This is the first candidate list from the 2021 carousel that does not begin with Nick Nurse. The leader of the 2019 NBA champion Toronto Raptors, Nurse is widely regarded as one of the NBA’s top tactics. The Suns struggled to stop their loss to the Nuggets, just as they struggled to slow down Luka Doncic and the Mavericks a season ago. Nurse is one of the most creative defensive coaches in the NBA. His weaknesses as a half court attacker would be mitigated by the presence of Durant and Booker.
But the competition for Nurse will be fierce. It’s also worth wondering why he didn’t land in Houston after months of rumors suggesting he was a lock for the Rockets. Was he waiting for another job? Nurse belongs on every contender’s list, but his plans have remained a mystery until now.
Ironically, it could be argued that each of the 2021 finalists had the wrong head coach. The Bucks desperately needed a coach who could plan a late-game offense to overcome Giannis Antetokounmpo’s limitations as a half-court scorer. That describes Monty Williams down to the last detail. But the suns? They don’t have to worry about that. They have Durant and Booker to create points in the fourth quarter.
What the Suns do need is a coach who can give them quality shots and build a reliable defense. That’s Mike Budenholzer. The Suns ranked 17th in 3-point attempts this season and last in shots in the restricted area. Those are the shots that Budenholzer built Milwaukee’s offense around, and Ayton could be molded into an ideal fit for his drop-coverage scheme. Budenholzer has never been known as a brilliant adjuster in the postseason, but he’s so good at building an overall structure that he still managed to win a championship in Milwaukee. He could do the same in Phoenix.
The last of the former championship coaches to sit in the free market, and the one who has generated the least interest in the free market to date. Vogel is a defensive genius. He finds the perfect balance between Nurse’s creativity and Budenholzer’s rigid commitment to specific schemes. He led the Pacers to multiple No. 1 defenses, winning a title on defense for the Lakers and earning them the No. 1 defensive ranking a year later despite injuries to Anthony Davis and LeBron James.
Like Nurse, Vogel has struggled on offense as a half-court coach, but again, with Booker and Durant in place, that probably doesn’t matter. The swinger here is Ayton. Vogel’s championship came with the much more talented Anthony Davis up front, but Davis and Ayton have more in common than it seems. Both were No. 1 overall choices largely preferring not to do the sorts of things that centers do. Vogel got the balance right with Davis, letting him jump shots and operate as a power forward for most of the game before forcing him to play as a true center in high impact moments. Could he make a similar compromise with Ayton?
In this story, we’ve talked about four NBA champions, a collegiate champion… and a 41-year-old assistant. Don’t underestimate Young’s place in this quest. He’s widely regarded as the architect of Phoenix’s devastating pick-and-roll attack, and if the Suns don’t hire him, someone else will offer him loads of money to make amends for their offense instead.
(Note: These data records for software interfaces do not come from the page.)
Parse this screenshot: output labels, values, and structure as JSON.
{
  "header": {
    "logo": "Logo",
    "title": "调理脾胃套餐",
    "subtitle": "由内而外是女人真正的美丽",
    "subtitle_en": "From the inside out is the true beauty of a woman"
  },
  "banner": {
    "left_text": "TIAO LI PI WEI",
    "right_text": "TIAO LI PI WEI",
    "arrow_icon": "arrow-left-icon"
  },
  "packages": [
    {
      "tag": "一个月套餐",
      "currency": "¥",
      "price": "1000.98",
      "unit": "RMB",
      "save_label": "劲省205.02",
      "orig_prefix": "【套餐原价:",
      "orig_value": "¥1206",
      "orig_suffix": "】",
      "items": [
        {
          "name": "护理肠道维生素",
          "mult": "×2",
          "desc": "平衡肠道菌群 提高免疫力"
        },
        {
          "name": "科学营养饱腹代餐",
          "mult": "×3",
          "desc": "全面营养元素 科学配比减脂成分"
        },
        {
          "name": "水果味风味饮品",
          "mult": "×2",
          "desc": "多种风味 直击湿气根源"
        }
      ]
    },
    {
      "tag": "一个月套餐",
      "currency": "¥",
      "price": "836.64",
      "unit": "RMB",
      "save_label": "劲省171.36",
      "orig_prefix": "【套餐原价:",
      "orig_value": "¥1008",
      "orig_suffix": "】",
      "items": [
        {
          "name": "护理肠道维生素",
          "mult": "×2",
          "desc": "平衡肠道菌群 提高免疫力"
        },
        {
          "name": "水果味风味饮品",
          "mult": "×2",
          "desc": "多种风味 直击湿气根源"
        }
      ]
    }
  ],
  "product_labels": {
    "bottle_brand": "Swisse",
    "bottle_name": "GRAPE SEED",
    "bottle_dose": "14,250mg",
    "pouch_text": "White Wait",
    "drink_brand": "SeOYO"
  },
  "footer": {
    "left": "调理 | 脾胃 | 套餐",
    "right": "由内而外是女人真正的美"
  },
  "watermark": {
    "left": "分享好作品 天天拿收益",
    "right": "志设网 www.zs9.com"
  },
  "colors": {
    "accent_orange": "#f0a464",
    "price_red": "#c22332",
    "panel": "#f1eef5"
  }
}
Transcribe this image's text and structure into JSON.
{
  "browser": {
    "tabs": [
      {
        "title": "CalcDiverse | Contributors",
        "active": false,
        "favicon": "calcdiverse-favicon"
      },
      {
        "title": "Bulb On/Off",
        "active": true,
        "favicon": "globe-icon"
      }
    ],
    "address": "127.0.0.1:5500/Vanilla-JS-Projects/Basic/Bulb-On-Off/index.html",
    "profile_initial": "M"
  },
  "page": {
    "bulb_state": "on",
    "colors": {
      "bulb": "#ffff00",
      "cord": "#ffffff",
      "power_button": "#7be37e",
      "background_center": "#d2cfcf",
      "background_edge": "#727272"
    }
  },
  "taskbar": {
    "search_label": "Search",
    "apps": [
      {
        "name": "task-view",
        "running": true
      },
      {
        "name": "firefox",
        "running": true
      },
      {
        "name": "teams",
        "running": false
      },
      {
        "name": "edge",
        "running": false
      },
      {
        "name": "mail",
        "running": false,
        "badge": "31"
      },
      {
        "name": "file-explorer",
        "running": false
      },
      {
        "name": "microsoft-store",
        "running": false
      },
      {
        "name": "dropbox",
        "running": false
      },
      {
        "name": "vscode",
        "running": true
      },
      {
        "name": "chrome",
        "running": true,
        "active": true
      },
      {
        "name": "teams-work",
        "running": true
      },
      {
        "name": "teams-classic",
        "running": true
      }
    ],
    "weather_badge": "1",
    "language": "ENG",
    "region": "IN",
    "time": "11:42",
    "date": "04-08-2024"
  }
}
Contenders have become more comfortable with hiring assistants in recent years. We can thank Nurse for that, and now Darvin Ham has the Lakers eight wins away from the title in his first year in the top job. If nothing else, the Suns will interview Young to maintain their relationship with him and hopefully keep him on staff for the next coach. However, if he can take advantage of that opportunity, the Suns will have a chance to hire one of the NBA’s brightest young offensive minds from their very own building.